A taste of manuka honey and a taste of beekeeping in New Zealand
Having family in New Zealand allowed him to spend quite a few holidays there over the year. During his last visit in 2017 he had the chance to spend time understand the work around Manuka honey.
New Zeland has a lot of virgin hilly countryside, with dense vegetation where the land has not been transformed for pastures.
Apiaries are often located in the middle of grassland. Most of the New Zealand beestock are either strains of Apis mellifera mellifera (introduced in 1839), or Apis mellifera ligustica (introduced in 1880).
They have 6700 registered beekeepers, most are hobbyist (88%) and they have 5 hives in average . That is 4 times as many as in England for a big difference in population but they have see similar increase in the last few years as in the UK. They also have a much higher per capita consumption of honey with 1.5kg honey per year (UK; 0.6kg in 2007). Beekeepers favor langstrogh hives.
Local bees also suffer from Varroa infestation since is was introduced in 2000.
Chris had the opportunity to spend a day with a professional beekeeper… managing Foolbrood-diagnosed hives.
Manuka honey is not only sold as a very tasty honey but also as a medicinal product. It is claimed to have strong antioxidant properties – via a non peroxide antibacterial activity due to glucose oxidase enzymes. Chris has looked extensively into literature but despite a lot of research available and still going on, there is no strong proof as to the superior clinical effects of Manuka honey over another.
He also explained the difficulties around measuring that antibacterial activity, commonly described as the Unique Manuka Factor (UMF).
Chris concluded on the effects on the Manuka honey success worldwide. A “Manuka honey war” is going on. Theft, vandalism, reckless beekeeping behaviors and disputes over land access and hive homing are creating a lot of tension among the professional beekeepers.
Updates were made to Andrew’s lift share system.
Meeting in December :

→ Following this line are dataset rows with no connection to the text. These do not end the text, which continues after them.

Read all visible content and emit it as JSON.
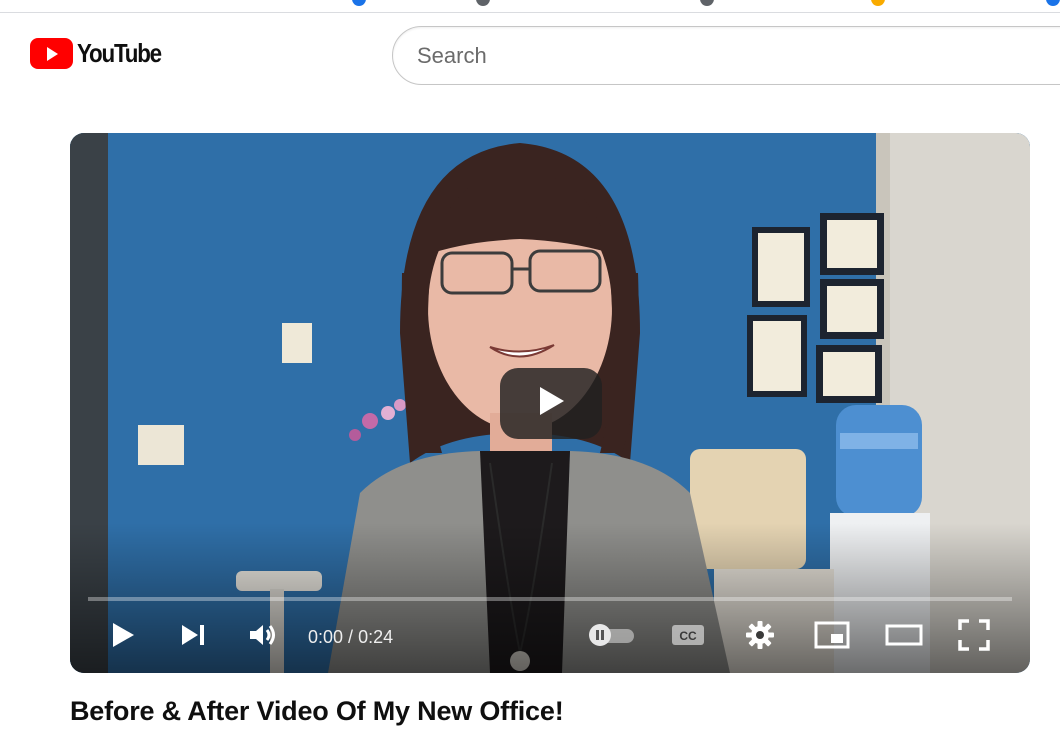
{
  "masthead": {
    "logo_text": "YouTube",
    "logo_icon": "youtube-logo-icon",
    "brand_color": "#ff0000",
    "search": {
      "placeholder": "Search",
      "value": ""
    }
  },
  "player": {
    "big_play_icon": "play-icon",
    "progress": 0,
    "controls": {
      "play_icon": "play-icon",
      "next_icon": "skip-next-icon",
      "volume_icon": "volume-icon",
      "time_current": "0:00",
      "time_separator": "/",
      "time_duration": "0:24",
      "autoplay_icon": "autoplay-toggle-icon",
      "subtitles_icon": "cc-icon",
      "settings_icon": "gear-icon",
      "miniplayer_icon": "miniplayer-icon",
      "theater_icon": "theater-mode-icon",
      "fullscreen_icon": "fullscreen-icon"
    }
  },
  "video": {
    "title": "Before & After Video Of My New Office!"
  }
}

Christmas social. £2.5 per person. Confirm attendance to any association committee members and bring a small desert.Updates made to Andrew’s lift share system.